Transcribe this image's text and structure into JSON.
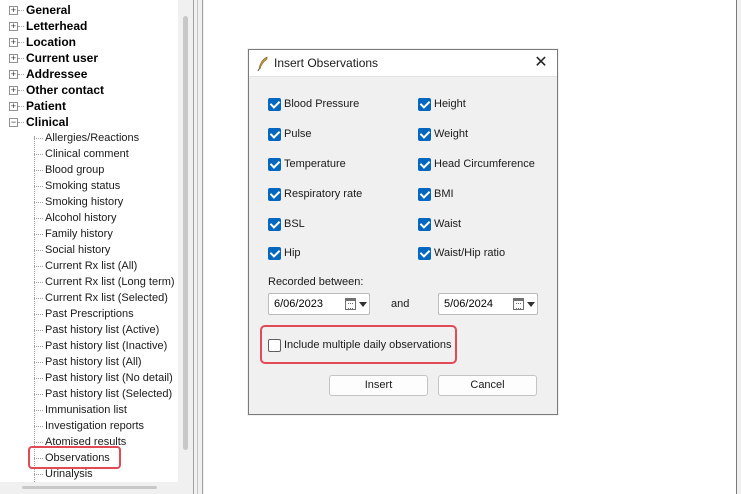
{
  "tree": {
    "top_items": [
      "General",
      "Letterhead",
      "Location",
      "Current user",
      "Addressee",
      "Other contact",
      "Patient",
      "Clinical"
    ],
    "expand_collapsed": "+",
    "expand_open": "−",
    "clinical_children": [
      "Allergies/Reactions",
      "Clinical comment",
      "Blood group",
      "Smoking status",
      "Smoking history",
      "Alcohol history",
      "Family history",
      "Social history",
      "Current Rx list (All)",
      "Current Rx list (Long term)",
      "Current Rx list (Selected)",
      "Past Prescriptions",
      "Past history list (Active)",
      "Past history list (Inactive)",
      "Past history list (All)",
      "Past history list (No detail)",
      "Past history list (Selected)",
      "Immunisation list",
      "Investigation reports",
      "Atomised results",
      "Observations",
      "Urinalysis"
    ]
  },
  "dialog": {
    "title": "Insert Observations",
    "close_glyph": "✕",
    "left_checks": [
      {
        "label": "Blood Pressure",
        "checked": true
      },
      {
        "label": "Pulse",
        "checked": true
      },
      {
        "label": "Temperature",
        "checked": true
      },
      {
        "label": "Respiratory rate",
        "checked": true
      },
      {
        "label": "BSL",
        "checked": true
      },
      {
        "label": "Hip",
        "checked": true
      }
    ],
    "right_checks": [
      {
        "label": "Height",
        "checked": true
      },
      {
        "label": "Weight",
        "checked": true
      },
      {
        "label": "Head Circumference",
        "checked": true
      },
      {
        "label": "BMI",
        "checked": true
      },
      {
        "label": "Waist",
        "checked": true
      },
      {
        "label": "Waist/Hip ratio",
        "checked": true
      }
    ],
    "recorded_between_label": "Recorded between:",
    "date_from": "6/06/2023",
    "and_label": "and",
    "date_to": "5/06/2024",
    "include_multiple_label": "Include multiple daily observations",
    "include_multiple_checked": false,
    "insert_label": "Insert",
    "cancel_label": "Cancel"
  },
  "colors": {
    "checkbox_checked": "#0067c0",
    "highlight": "#e04b57",
    "title_icon": "#c8a24a"
  }
}
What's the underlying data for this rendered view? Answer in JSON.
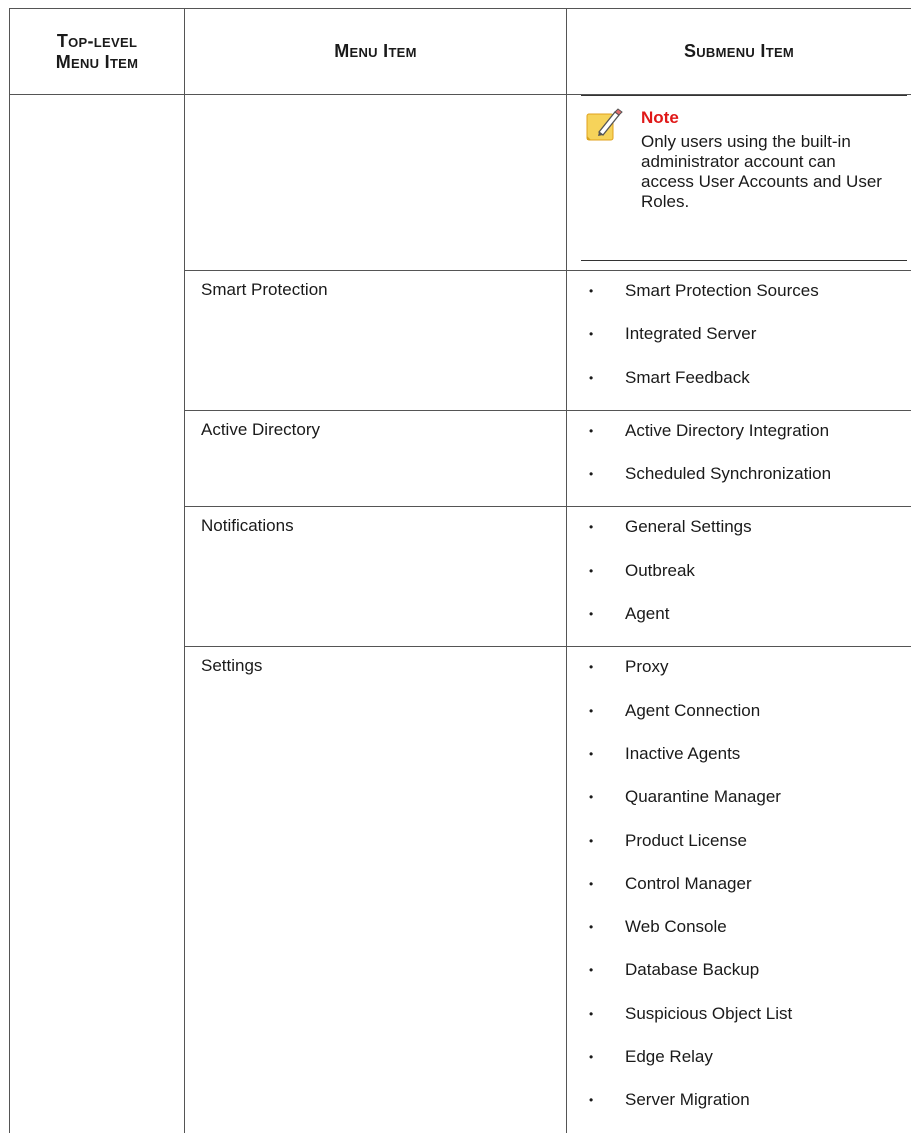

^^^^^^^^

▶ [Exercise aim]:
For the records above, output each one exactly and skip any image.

▶ [Exercise response]:
Transcribe this image's text and structure into JSON.
{
  "tree": {
    "top_items": [
      "General",
      "Letterhead",
      "Location",
      "Current user",
      "Addressee",
      "Other contact",
      "Patient",
      "Clinical"
    ],
    "expand_collapsed": "+",
    "expand_open": "−",
    "clinical_children": [
      "Allergies/Reactions",
      "Clinical comment",
      "Blood group",
      "Smoking status",
      "Smoking history",
      "Alcohol history",
      "Family history",
      "Social history",
      "Current Rx list (All)",
      "Current Rx list (Long term)",
      "Current Rx list (Selected)",
      "Past Prescriptions",
      "Past history list (Active)",
      "Past history list (Inactive)",
      "Past history list (All)",
      "Past history list (No detail)",
      "Past history list (Selected)",
      "Immunisation list",
      "Investigation reports",
      "Atomised results",
      "Observations",
      "Urinalysis"
    ]
  },
  "dialog": {
    "title": "Insert Observations",
    "close_glyph": "✕",
    "left_checks": [
      {
        "label": "Blood Pressure",
        "checked": true
      },
      {
        "label": "Pulse",
        "checked": true
      },
      {
        "label": "Temperature",
        "checked": true
      },
      {
        "label": "Respiratory rate",
        "checked": true
      },
      {
        "label": "BSL",
        "checked": true
      },
      {
        "label": "Hip",
        "checked": true
      }
    ],
    "right_checks": [
      {
        "label": "Height",
        "checked": true
      },
      {
        "label": "Weight",
        "checked": true
      },
      {
        "label": "Head Circumference",
        "checked": true
      },
      {
        "label": "BMI",
        "checked": true
      },
      {
        "label": "Waist",
        "checked": true
      },
      {
        "label": "Waist/Hip ratio",
        "checked": true
      }
    ],
    "recorded_between_label": "Recorded between:",
    "date_from": "6/06/2023",
    "and_label": "and",
    "date_to": "5/06/2024",
    "include_multiple_label": "Include multiple daily observations",
    "include_multiple_checked": false,
    "insert_label": "Insert",
    "cancel_label": "Cancel"
  },
  "colors": {
    "checkbox_checked": "#0067c0",
    "highlight": "#e04b57",
    "title_icon": "#c8a24a"
  }
}
What's the underlying data for this rendered view? Answer in JSON.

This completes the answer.